(Source records Opens)

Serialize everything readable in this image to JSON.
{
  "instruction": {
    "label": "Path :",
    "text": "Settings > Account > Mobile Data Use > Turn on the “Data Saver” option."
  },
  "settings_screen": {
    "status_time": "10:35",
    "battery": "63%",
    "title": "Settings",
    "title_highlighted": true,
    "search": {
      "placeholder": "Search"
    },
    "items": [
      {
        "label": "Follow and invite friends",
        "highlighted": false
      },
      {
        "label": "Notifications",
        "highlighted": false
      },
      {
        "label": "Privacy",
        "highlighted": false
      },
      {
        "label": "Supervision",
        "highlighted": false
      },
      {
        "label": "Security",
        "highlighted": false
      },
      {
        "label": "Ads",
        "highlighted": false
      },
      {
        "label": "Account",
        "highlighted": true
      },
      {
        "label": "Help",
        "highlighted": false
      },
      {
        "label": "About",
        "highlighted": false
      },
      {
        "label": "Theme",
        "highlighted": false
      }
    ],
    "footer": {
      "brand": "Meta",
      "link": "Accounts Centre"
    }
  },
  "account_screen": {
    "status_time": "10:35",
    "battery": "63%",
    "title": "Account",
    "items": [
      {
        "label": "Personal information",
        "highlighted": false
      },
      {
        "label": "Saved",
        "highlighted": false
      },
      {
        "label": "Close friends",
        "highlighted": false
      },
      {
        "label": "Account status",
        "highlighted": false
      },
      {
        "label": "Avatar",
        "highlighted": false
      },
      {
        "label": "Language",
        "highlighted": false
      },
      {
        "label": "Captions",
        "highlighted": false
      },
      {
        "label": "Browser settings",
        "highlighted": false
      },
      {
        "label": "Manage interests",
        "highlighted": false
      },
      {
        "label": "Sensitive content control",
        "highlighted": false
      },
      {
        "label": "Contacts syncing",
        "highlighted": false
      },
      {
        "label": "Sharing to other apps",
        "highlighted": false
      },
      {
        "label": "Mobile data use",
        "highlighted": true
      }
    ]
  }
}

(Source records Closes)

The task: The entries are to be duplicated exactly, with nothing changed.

Solution for this exercise:
Serialize everything readable in this image to JSON.
{
  "instruction": {
    "label": "Path :",
    "text": "Settings > Account > Mobile Data Use > Turn on the “Data Saver” option."
  },
  "settings_screen": {
    "status_time": "10:35",
    "battery": "63%",
    "title": "Settings",
    "title_highlighted": true,
    "search": {
      "placeholder": "Search"
    },
    "items": [
      {
        "label": "Follow and invite friends",
        "highlighted": false
      },
      {
        "label": "Notifications",
        "highlighted": false
      },
      {
        "label": "Privacy",
        "highlighted": false
      },
      {
        "label": "Supervision",
        "highlighted": false
      },
      {
        "label": "Security",
        "highlighted": false
      },
      {
        "label": "Ads",
        "highlighted": false
      },
      {
        "label": "Account",
        "highlighted": true
      },
      {
        "label": "Help",
        "highlighted": false
      },
      {
        "label": "About",
        "highlighted": false
      },
      {
        "label": "Theme",
        "highlighted": false
      }
    ],
    "footer": {
      "brand": "Meta",
      "link": "Accounts Centre"
    }
  },
  "account_screen": {
    "status_time": "10:35",
    "battery": "63%",
    "title": "Account",
    "items": [
      {
        "label": "Personal information",
        "highlighted": false
      },
      {
        "label": "Saved",
        "highlighted": false
      },
      {
        "label": "Close friends",
        "highlighted": false
      },
      {
        "label": "Account status",
        "highlighted": false
      },
      {
        "label": "Avatar",
        "highlighted": false
      },
      {
        "label": "Language",
        "highlighted": false
      },
      {
        "label": "Captions",
        "highlighted": false
      },
      {
        "label": "Browser settings",
        "highlighted": false
      },
      {
        "label": "Manage interests",
        "highlighted": false
      },
      {
        "label": "Sensitive content control",
        "highlighted": false
      },
      {
        "label": "Contacts syncing",
        "highlighted": false
      },
      {
        "label": "Sharing to other apps",
        "highlighted": false
      },
      {
        "label": "Mobile data use",
        "highlighted": true
      }
    ]
  }
}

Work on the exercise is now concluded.